The hotspot first arose farther west, in Washington and Oregon, during the Miocene Epoch some 20 million years ago. The first thing it did was to produce a gigantic volume of highly fluid lava, the Columbia River basalt, some of which is present in western Idaho (blue). As time went on the hotspot moved east, pouring more lava upon the Snake River plain (yellow), and now lies just over the eastern border in Wyoming beneath Yellowstone National Park.
To the south of the Snake River plain is part of the extensional Great Basin, broken like nearby Nevada into downdropped basins and tilted ranges. This region is also profusely volcanic (brown and dark gray).
The southwestern corner of Idaho is highly productive farmland where fine volcanic sediment, ground into dust by the Ice Age glaciers, was blown into Idaho by the wind. The resulting thick beds of loess support deep and fertile soils.
See a version of this map with a key to the different colors here.
More Idaho resources on About.com:

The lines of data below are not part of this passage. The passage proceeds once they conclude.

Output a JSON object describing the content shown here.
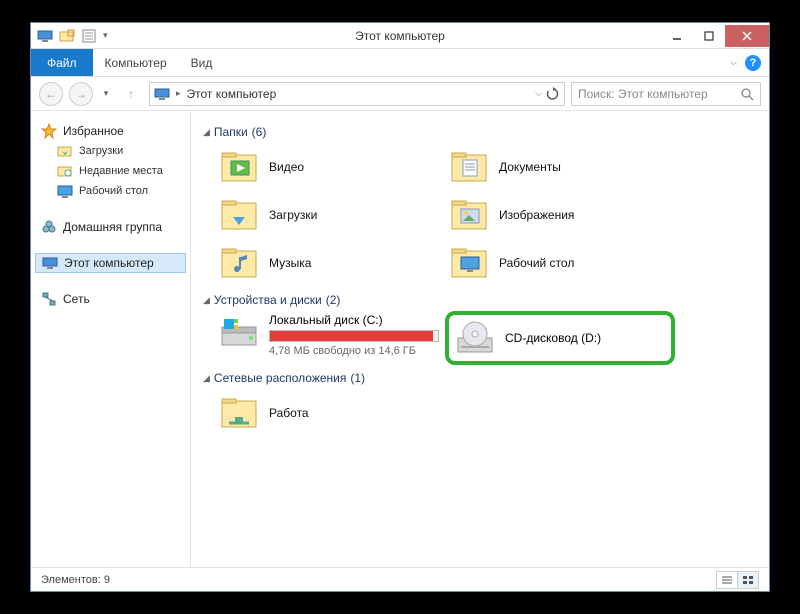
{
  "title": "Этот компьютер",
  "menubar": {
    "file": "Файл",
    "computer": "Компьютер",
    "view": "Вид"
  },
  "address": {
    "crumb": "Этот компьютер"
  },
  "search": {
    "placeholder": "Поиск: Этот компьютер"
  },
  "sidebar": {
    "favorites": {
      "label": "Избранное",
      "items": [
        "Загрузки",
        "Недавние места",
        "Рабочий стол"
      ]
    },
    "homegroup": "Домашняя группа",
    "thispc": "Этот компьютер",
    "network": "Сеть"
  },
  "sections": {
    "folders": {
      "label": "Папки",
      "count": "(6)"
    },
    "devices": {
      "label": "Устройства и диски",
      "count": "(2)"
    },
    "netloc": {
      "label": "Сетевые расположения",
      "count": "(1)"
    }
  },
  "folders": [
    "Видео",
    "Документы",
    "Загрузки",
    "Изображения",
    "Музыка",
    "Рабочий стол"
  ],
  "drives": {
    "local": {
      "label": "Локальный диск (C:)",
      "status": "4,78 МБ свободно из 14,6 ГБ"
    },
    "cd": {
      "label": "CD-дисковод (D:)"
    }
  },
  "netitems": [
    "Работа"
  ],
  "statusbar": {
    "items": "Элементов: 9"
  }
}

Idaho Geography, State Symbols & Facts
Idaho National Parks
Idaho Parks & Forests
Idaho Scenic Roads